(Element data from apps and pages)

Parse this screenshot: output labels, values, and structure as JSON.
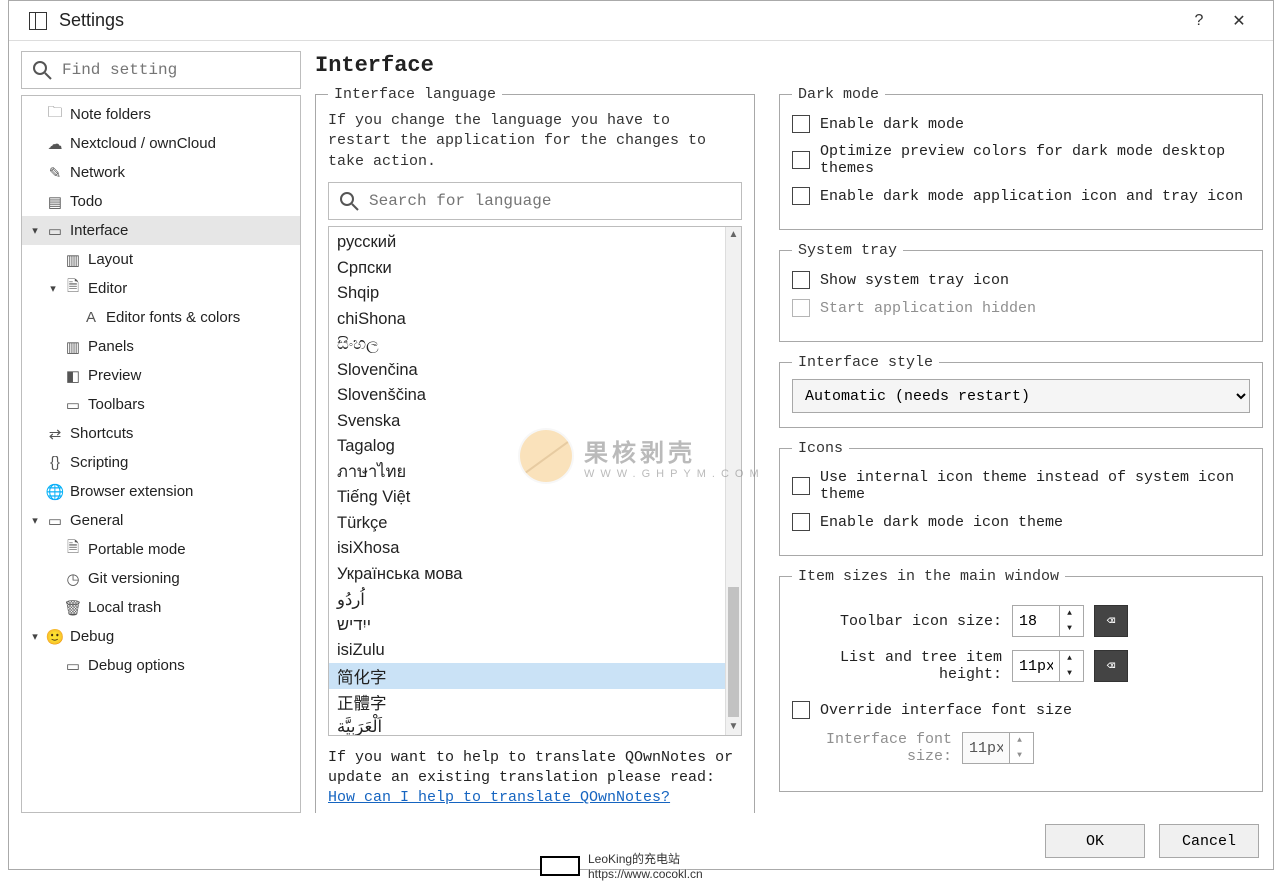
{
  "window": {
    "title": "Settings"
  },
  "search": {
    "placeholder": "Find setting"
  },
  "tree": [
    {
      "id": "note-folders",
      "label": "Note folders",
      "depth": 1,
      "twisty": "",
      "icon": "folder"
    },
    {
      "id": "nextcloud",
      "label": "Nextcloud / ownCloud",
      "depth": 1,
      "twisty": "",
      "icon": "cloud"
    },
    {
      "id": "network",
      "label": "Network",
      "depth": 1,
      "twisty": "",
      "icon": "pen"
    },
    {
      "id": "todo",
      "label": "Todo",
      "depth": 1,
      "twisty": "",
      "icon": "list"
    },
    {
      "id": "interface",
      "label": "Interface",
      "depth": 1,
      "twisty": "▾",
      "icon": "panel",
      "selected": true
    },
    {
      "id": "layout",
      "label": "Layout",
      "depth": 2,
      "twisty": "",
      "icon": "layout"
    },
    {
      "id": "editor",
      "label": "Editor",
      "depth": 2,
      "twisty": "▾",
      "icon": "doc"
    },
    {
      "id": "editor-fonts",
      "label": "Editor fonts & colors",
      "depth": 3,
      "twisty": "",
      "icon": "font"
    },
    {
      "id": "panels",
      "label": "Panels",
      "depth": 2,
      "twisty": "",
      "icon": "layout"
    },
    {
      "id": "preview",
      "label": "Preview",
      "depth": 2,
      "twisty": "",
      "icon": "preview"
    },
    {
      "id": "toolbars",
      "label": "Toolbars",
      "depth": 2,
      "twisty": "",
      "icon": "panel"
    },
    {
      "id": "shortcuts",
      "label": "Shortcuts",
      "depth": 1,
      "twisty": "",
      "icon": "shortcut"
    },
    {
      "id": "scripting",
      "label": "Scripting",
      "depth": 1,
      "twisty": "",
      "icon": "braces"
    },
    {
      "id": "browser-ext",
      "label": "Browser extension",
      "depth": 1,
      "twisty": "",
      "icon": "globe"
    },
    {
      "id": "general",
      "label": "General",
      "depth": 1,
      "twisty": "▾",
      "icon": "panel"
    },
    {
      "id": "portable",
      "label": "Portable mode",
      "depth": 2,
      "twisty": "",
      "icon": "file"
    },
    {
      "id": "git",
      "label": "Git versioning",
      "depth": 2,
      "twisty": "",
      "icon": "clock"
    },
    {
      "id": "trash",
      "label": "Local trash",
      "depth": 2,
      "twisty": "",
      "icon": "trash"
    },
    {
      "id": "debug",
      "label": "Debug",
      "depth": 1,
      "twisty": "▾",
      "icon": "smile"
    },
    {
      "id": "debug-options",
      "label": "Debug options",
      "depth": 2,
      "twisty": "",
      "icon": "panel"
    }
  ],
  "page": {
    "heading": "Interface",
    "lang_group": "Interface language",
    "lang_note": "If you change the language you have to restart the application for the changes to take action.",
    "lang_search_placeholder": "Search for language",
    "languages": [
      "русский",
      "Српски",
      "Shqip",
      "chiShona",
      "සිංහල",
      "Slovenčina",
      "Slovenščina",
      "Svenska",
      "Tagalog",
      "ภาษาไทย",
      "Tiếng Việt",
      "Türkçe",
      "isiXhosa",
      "Українська мова",
      "اُردُو",
      "ייִדיש",
      "isiZulu",
      "简化字",
      "正體字",
      "اَلْعَرَبِيَّة"
    ],
    "lang_selected_index": 17,
    "translate_prefix": "If you want to help to translate QOwnNotes or update an existing translation please read: ",
    "translate_link": "How can I help to translate QOwnNotes?",
    "darkmode": {
      "legend": "Dark mode",
      "enable": "Enable dark mode",
      "optimize": "Optimize preview colors for dark mode desktop themes",
      "icon": "Enable dark mode application icon and tray icon"
    },
    "tray": {
      "legend": "System tray",
      "show": "Show system tray icon",
      "hidden": "Start application hidden"
    },
    "style": {
      "legend": "Interface style",
      "value": "Automatic (needs restart)"
    },
    "icons": {
      "legend": "Icons",
      "internal": "Use internal icon theme instead of system icon theme",
      "dark": "Enable dark mode icon theme"
    },
    "sizes": {
      "legend": "Item sizes in the main window",
      "toolbar_label": "Toolbar icon size:",
      "toolbar_value": "18",
      "list_label": "List and tree item height:",
      "list_value": "11px",
      "override_label": "Override interface font size",
      "font_label": "Interface font size:",
      "font_value": "11px"
    }
  },
  "footer": {
    "ok": "OK",
    "cancel": "Cancel"
  },
  "watermark": {
    "big": "果核剥壳",
    "small": "WWW.GHPYM.COM"
  },
  "credit": {
    "line1": "LeoKing的充电站",
    "line2": "https://www.cocokl.cn"
  }
}
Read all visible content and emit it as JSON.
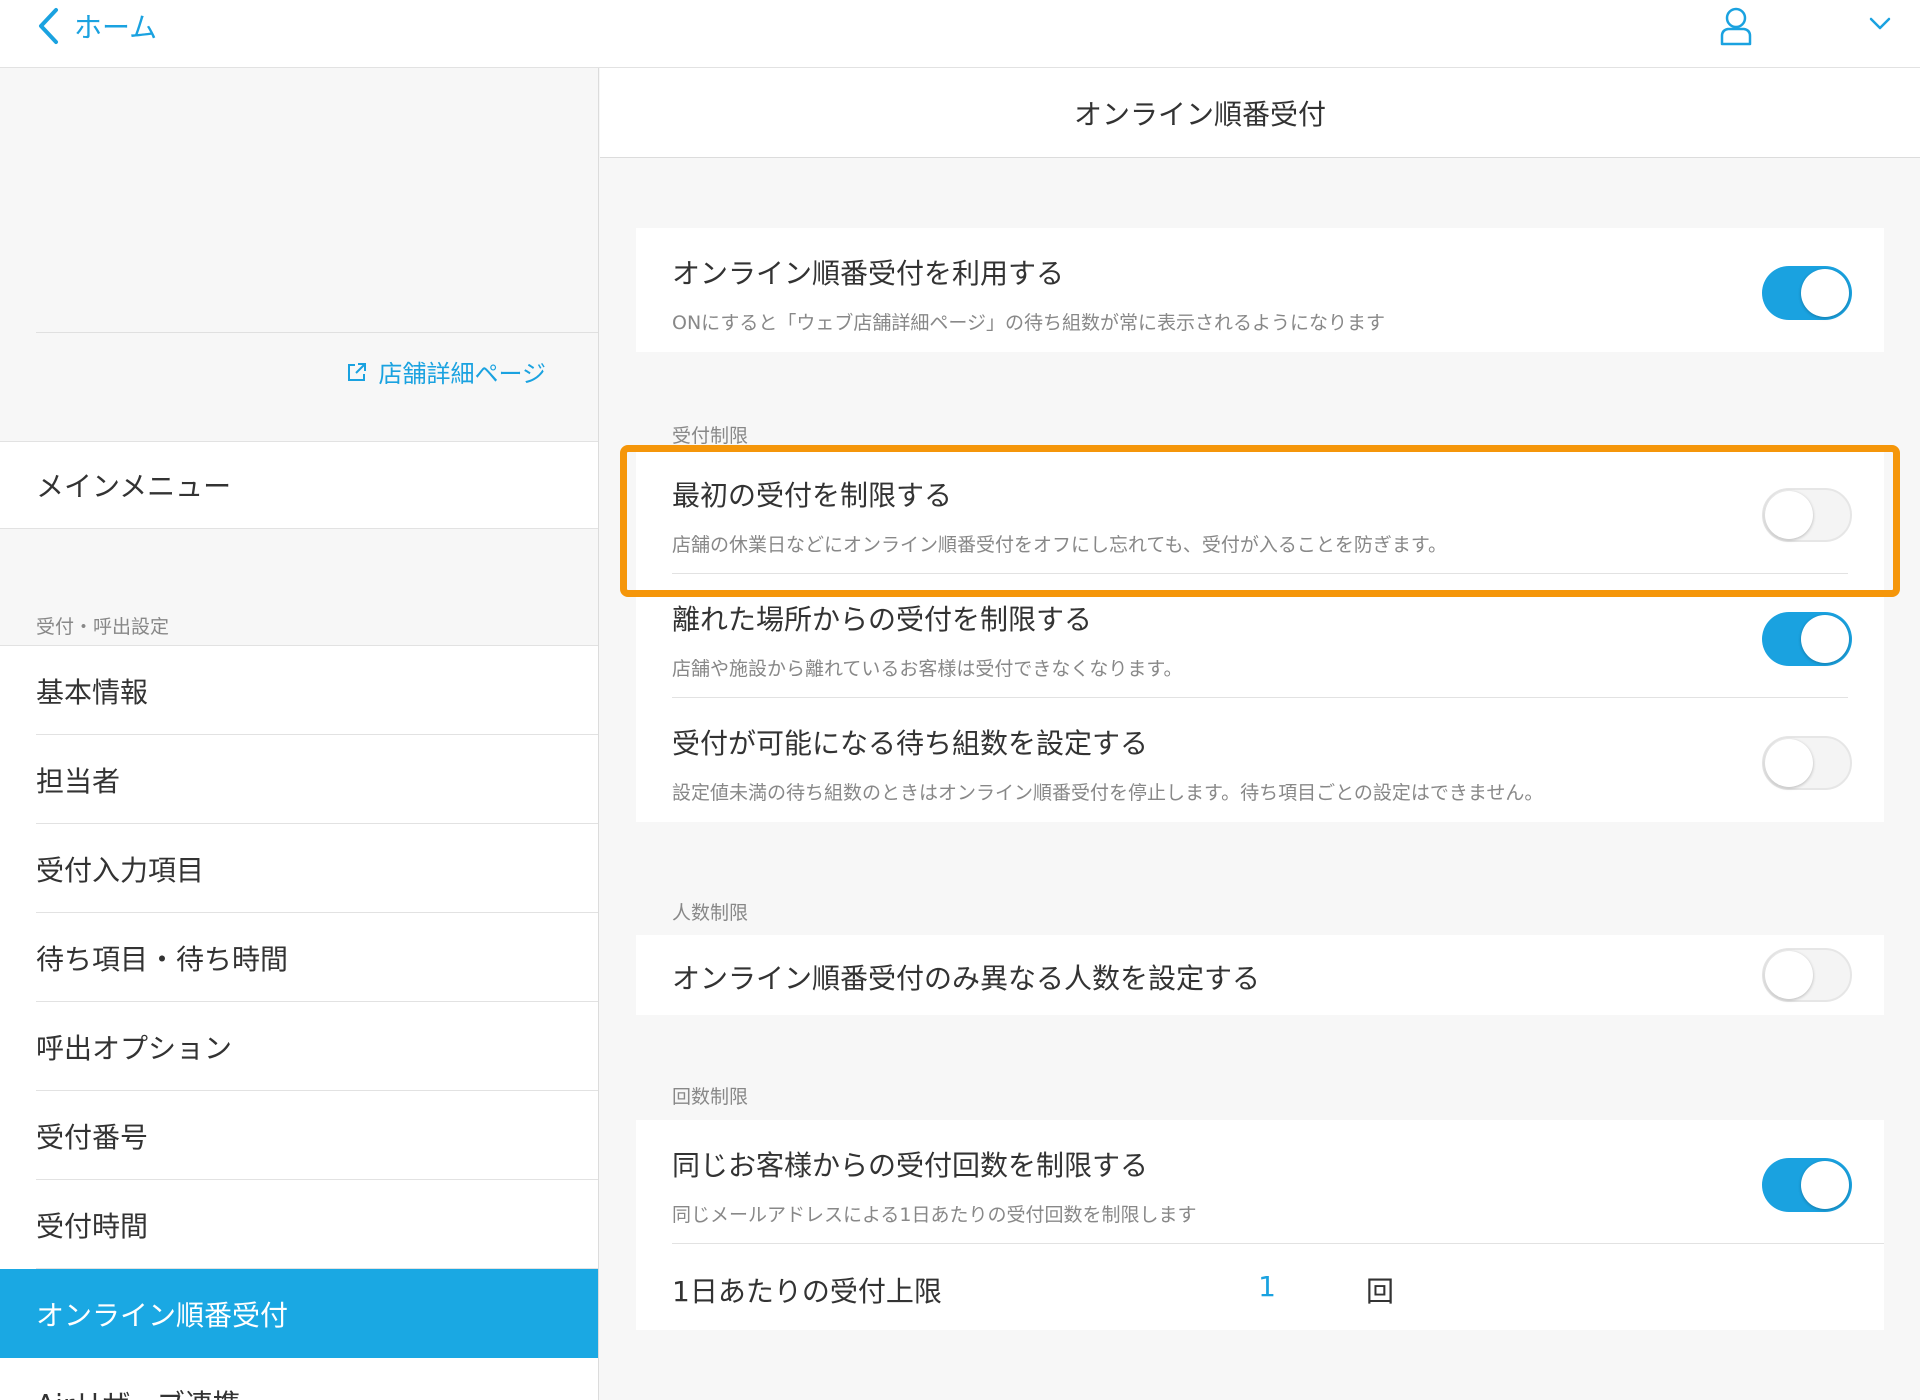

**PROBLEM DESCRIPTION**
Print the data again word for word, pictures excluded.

**RESPONSE TO THE EXERCISE**
Parse this screenshot: output labels, values, and structure as JSON.
{
  "window": {
    "title": "Settings"
  },
  "search": {
    "placeholder": "Find setting"
  },
  "tree": [
    {
      "id": "note-folders",
      "label": "Note folders",
      "depth": 1,
      "twisty": "",
      "icon": "folder"
    },
    {
      "id": "nextcloud",
      "label": "Nextcloud / ownCloud",
      "depth": 1,
      "twisty": "",
      "icon": "cloud"
    },
    {
      "id": "network",
      "label": "Network",
      "depth": 1,
      "twisty": "",
      "icon": "pen"
    },
    {
      "id": "todo",
      "label": "Todo",
      "depth": 1,
      "twisty": "",
      "icon": "list"
    },
    {
      "id": "interface",
      "label": "Interface",
      "depth": 1,
      "twisty": "▾",
      "icon": "panel",
      "selected": true
    },
    {
      "id": "layout",
      "label": "Layout",
      "depth": 2,
      "twisty": "",
      "icon": "layout"
    },
    {
      "id": "editor",
      "label": "Editor",
      "depth": 2,
      "twisty": "▾",
      "icon": "doc"
    },
    {
      "id": "editor-fonts",
      "label": "Editor fonts & colors",
      "depth": 3,
      "twisty": "",
      "icon": "font"
    },
    {
      "id": "panels",
      "label": "Panels",
      "depth": 2,
      "twisty": "",
      "icon": "layout"
    },
    {
      "id": "preview",
      "label": "Preview",
      "depth": 2,
      "twisty": "",
      "icon": "preview"
    },
    {
      "id": "toolbars",
      "label": "Toolbars",
      "depth": 2,
      "twisty": "",
      "icon": "panel"
    },
    {
      "id": "shortcuts",
      "label": "Shortcuts",
      "depth": 1,
      "twisty": "",
      "icon": "shortcut"
    },
    {
      "id": "scripting",
      "label": "Scripting",
      "depth": 1,
      "twisty": "",
      "icon": "braces"
    },
    {
      "id": "browser-ext",
      "label": "Browser extension",
      "depth": 1,
      "twisty": "",
      "icon": "globe"
    },
    {
      "id": "general",
      "label": "General",
      "depth": 1,
      "twisty": "▾",
      "icon": "panel"
    },
    {
      "id": "portable",
      "label": "Portable mode",
      "depth": 2,
      "twisty": "",
      "icon": "file"
    },
    {
      "id": "git",
      "label": "Git versioning",
      "depth": 2,
      "twisty": "",
      "icon": "clock"
    },
    {
      "id": "trash",
      "label": "Local trash",
      "depth": 2,
      "twisty": "",
      "icon": "trash"
    },
    {
      "id": "debug",
      "label": "Debug",
      "depth": 1,
      "twisty": "▾",
      "icon": "smile"
    },
    {
      "id": "debug-options",
      "label": "Debug options",
      "depth": 2,
      "twisty": "",
      "icon": "panel"
    }
  ],
  "page": {
    "heading": "Interface",
    "lang_group": "Interface language",
    "lang_note": "If you change the language you have to restart the application for the changes to take action.",
    "lang_search_placeholder": "Search for language",
    "languages": [
      "русский",
      "Српски",
      "Shqip",
      "chiShona",
      "සිංහල",
      "Slovenčina",
      "Slovenščina",
      "Svenska",
      "Tagalog",
      "ภาษาไทย",
      "Tiếng Việt",
      "Türkçe",
      "isiXhosa",
      "Українська мова",
      "اُردُو",
      "ייִדיש",
      "isiZulu",
      "简化字",
      "正體字",
      "اَلْعَرَبِيَّة"
    ],
    "lang_selected_index": 17,
    "translate_prefix": "If you want to help to translate QOwnNotes or update an existing translation please read: ",
    "translate_link": "How can I help to translate QOwnNotes?",
    "darkmode": {
      "legend": "Dark mode",
      "enable": "Enable dark mode",
      "optimize": "Optimize preview colors for dark mode desktop themes",
      "icon": "Enable dark mode application icon and tray icon"
    },
    "tray": {
      "legend": "System tray",
      "show": "Show system tray icon",
      "hidden": "Start application hidden"
    },
    "style": {
      "legend": "Interface style",
      "value": "Automatic (needs restart)"
    },
    "icons": {
      "legend": "Icons",
      "internal": "Use internal icon theme instead of system icon theme",
      "dark": "Enable dark mode icon theme"
    },
    "sizes": {
      "legend": "Item sizes in the main window",
      "toolbar_label": "Toolbar icon size:",
      "toolbar_value": "18",
      "list_label": "List and tree item height:",
      "list_value": "11px",
      "override_label": "Override interface font size",
      "font_label": "Interface font size:",
      "font_value": "11px"
    }
  },
  "footer": {
    "ok": "OK",
    "cancel": "Cancel"
  },
  "watermark": {
    "big": "果核剥壳",
    "small": "WWW.GHPYM.COM"
  },
  "credit": {
    "line1": "LeoKing的充电站",
    "line2": "https://www.cocokl.cn"
  }
}
Read all visible content and emit it as JSON.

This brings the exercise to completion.